Snowden Becker is probably one of my favorite women in the archiving field. The tragedy of this podcast is that you can’t see how INSANELY stylish she always is. This woman has the best shoes EVER and snappy outfits to match. She looks like she stepped right out of a George Cukor movie.
Then she begins to discuss a topic and it’s just as well-put together as the ensemble she showed up in. This is a woman who doesn’t bullshit, is constantly learning and teaching, and doesn’t waste time on subjects or interests that are not somehow connected to the idea of Being Better.
I was initially nervous when I heard that Snowden was working with the police on her examination of body worn cameras, since I firmly believe that established law enforcement in the US is structured in a way that favors Rich White Straight Men, causing People of Color to fear for their lives on a daily/hourly/minute-by-minute basis. My conversation with Jarrett Drake on the last episode spoke to this when we chatted about his experiences with the on-campus guards.
THAT SAID, what Snowden is doing here is absolutely essential. While the subject sparks more emotions than an entire Beyonce album, the one thing to keep in mind is assessing this work needs to be done separately from having feelings about it. Both can (and should) be done, but one of the most useful aspects of this project is that, as Snowden says in this episode, she is leveraging her privilege to get something really accomplished here. AND IT IS VALUABLE.

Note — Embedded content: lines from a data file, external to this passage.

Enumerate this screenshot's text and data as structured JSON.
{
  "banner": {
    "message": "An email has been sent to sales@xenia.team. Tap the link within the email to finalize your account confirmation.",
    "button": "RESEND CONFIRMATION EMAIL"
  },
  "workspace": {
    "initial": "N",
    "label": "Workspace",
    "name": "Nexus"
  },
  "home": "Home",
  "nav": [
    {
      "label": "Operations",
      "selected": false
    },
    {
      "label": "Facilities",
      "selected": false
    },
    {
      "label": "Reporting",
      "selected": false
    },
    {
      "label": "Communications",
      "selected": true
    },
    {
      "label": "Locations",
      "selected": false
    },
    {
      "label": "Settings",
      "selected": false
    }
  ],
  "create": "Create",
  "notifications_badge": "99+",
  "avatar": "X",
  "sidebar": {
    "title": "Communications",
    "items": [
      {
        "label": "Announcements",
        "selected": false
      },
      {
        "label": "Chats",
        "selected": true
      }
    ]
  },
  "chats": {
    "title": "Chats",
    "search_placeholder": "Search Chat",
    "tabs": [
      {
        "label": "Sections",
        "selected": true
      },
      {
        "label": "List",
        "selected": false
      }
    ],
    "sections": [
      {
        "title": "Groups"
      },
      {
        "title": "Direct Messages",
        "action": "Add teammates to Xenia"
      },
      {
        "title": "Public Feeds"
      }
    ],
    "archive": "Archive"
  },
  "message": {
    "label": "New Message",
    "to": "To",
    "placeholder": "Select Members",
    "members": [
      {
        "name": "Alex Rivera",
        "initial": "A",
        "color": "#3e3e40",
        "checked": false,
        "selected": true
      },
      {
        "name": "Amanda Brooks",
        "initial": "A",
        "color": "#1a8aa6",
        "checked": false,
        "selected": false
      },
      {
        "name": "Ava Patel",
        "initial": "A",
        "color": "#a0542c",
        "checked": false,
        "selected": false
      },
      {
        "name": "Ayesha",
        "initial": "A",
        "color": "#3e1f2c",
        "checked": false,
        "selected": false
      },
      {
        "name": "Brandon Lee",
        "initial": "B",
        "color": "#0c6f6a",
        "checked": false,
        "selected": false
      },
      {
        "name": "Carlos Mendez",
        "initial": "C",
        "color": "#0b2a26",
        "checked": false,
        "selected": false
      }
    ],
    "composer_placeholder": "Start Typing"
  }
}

I was incredibly lucky to have had Snowden as a professor. Her continued support has been invaluable to my career. She regularly and consistently makes it a point to lift others up, especially younger people just beginning in the field. Her work is not limited to the law enforcement examinations as you will see. In my opinion, her work is pretty limitless.
Fun Snowden Becker Fact: She can knit like crazy, while asking challenging questions to a speaker at a conference who really did not see it coming. I’VE SEEN HER DO THIS. IT IS MAGICAL.
I highly recommend that you visit her website, follow her on Twitter and ask her any questions you wish to. She’s 100% one of *the* most approachable people.
Her current bio:
SNOWDEN BECKER has been a leader in the field of media archives and preservation for over fifteen years. She is a co-founder of the international Home Movie Day event and the non-profit Center for Home Movies, which was awarded the SAA Hamer Kegan Award for archival advocacy in 2017. She holds a BFA in Printmaking from the Maryland Institute, an MLIS from UCLA, and is completing a PhD in Information Studies from the University of Texas at Austin. Her dissertation, “Keeping the Pieces: Evidence management and archival practice in law enforcement” is based in part on fieldwork in the property room and major crimes unit of a Sheriff’s office central Texas. Other recent projects include the IMLS-funded “On the Record, All the Time” National Forum on preservation and data management needs for police body-worn cameras (more info at http://is.gseis.ucla.edu/